_INSTRUCTIONS FOR THE TASK_
Look for "icon" in each line of the entries, and return the matching lines.

_TASK DATA_
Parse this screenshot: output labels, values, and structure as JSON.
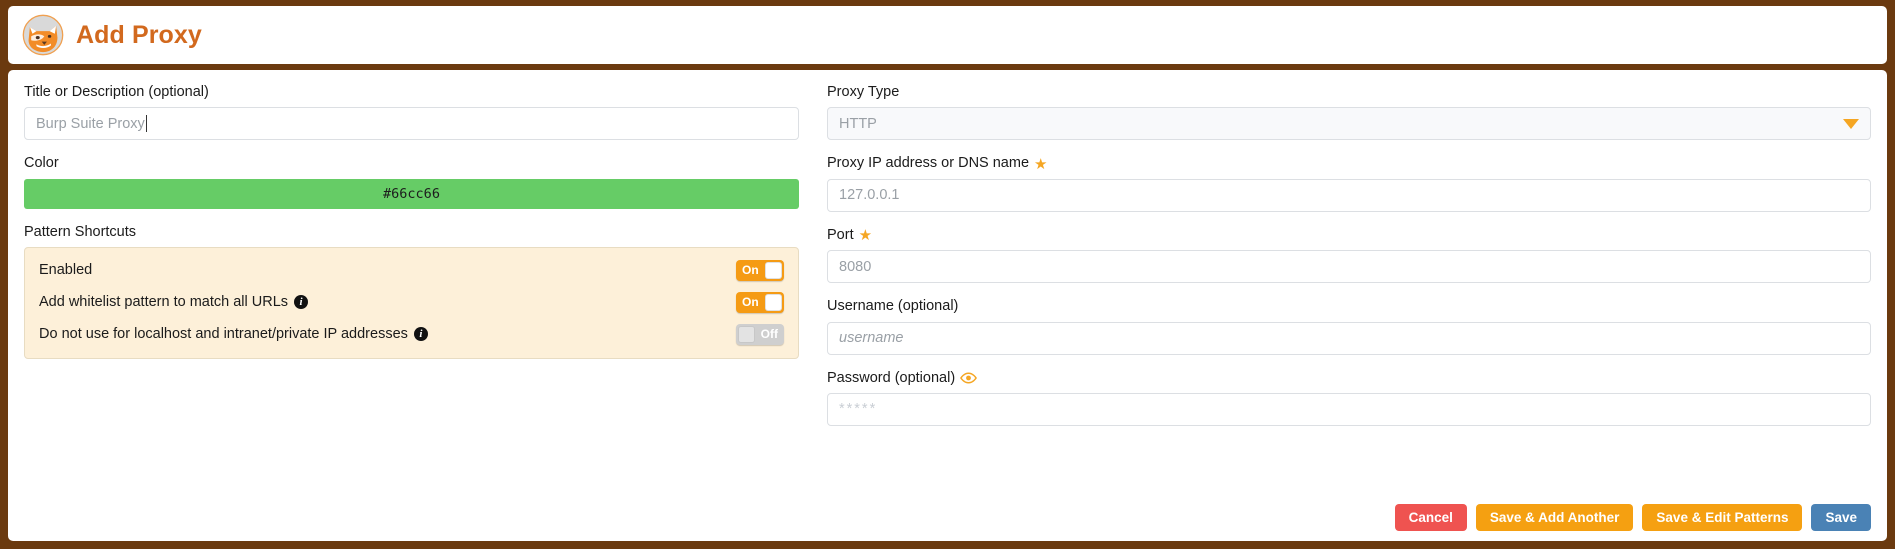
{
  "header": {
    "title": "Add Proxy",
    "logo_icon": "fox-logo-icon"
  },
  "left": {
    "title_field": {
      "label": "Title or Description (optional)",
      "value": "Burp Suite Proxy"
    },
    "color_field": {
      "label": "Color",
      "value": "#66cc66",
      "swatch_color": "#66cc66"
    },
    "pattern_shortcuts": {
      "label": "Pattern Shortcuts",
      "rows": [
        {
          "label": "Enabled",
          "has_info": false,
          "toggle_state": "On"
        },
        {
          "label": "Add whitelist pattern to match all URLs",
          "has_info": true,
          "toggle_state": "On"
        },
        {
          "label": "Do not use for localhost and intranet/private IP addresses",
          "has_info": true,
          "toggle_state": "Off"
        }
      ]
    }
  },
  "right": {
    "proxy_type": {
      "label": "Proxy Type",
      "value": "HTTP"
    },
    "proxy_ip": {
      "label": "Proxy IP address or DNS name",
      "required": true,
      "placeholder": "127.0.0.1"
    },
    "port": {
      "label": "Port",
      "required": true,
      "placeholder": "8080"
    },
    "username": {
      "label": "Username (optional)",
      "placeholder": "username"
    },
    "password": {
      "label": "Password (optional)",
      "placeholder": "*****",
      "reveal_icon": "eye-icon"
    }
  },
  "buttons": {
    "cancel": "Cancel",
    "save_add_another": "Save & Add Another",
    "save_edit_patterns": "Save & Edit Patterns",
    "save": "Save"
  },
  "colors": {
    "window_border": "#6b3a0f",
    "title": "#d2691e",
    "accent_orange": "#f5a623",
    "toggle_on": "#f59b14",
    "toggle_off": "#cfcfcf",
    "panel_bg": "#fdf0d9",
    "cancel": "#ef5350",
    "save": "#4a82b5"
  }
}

_ANSWER BOX_
    "logo_icon": "fox-logo-icon"
      "reveal_icon": "eye-icon"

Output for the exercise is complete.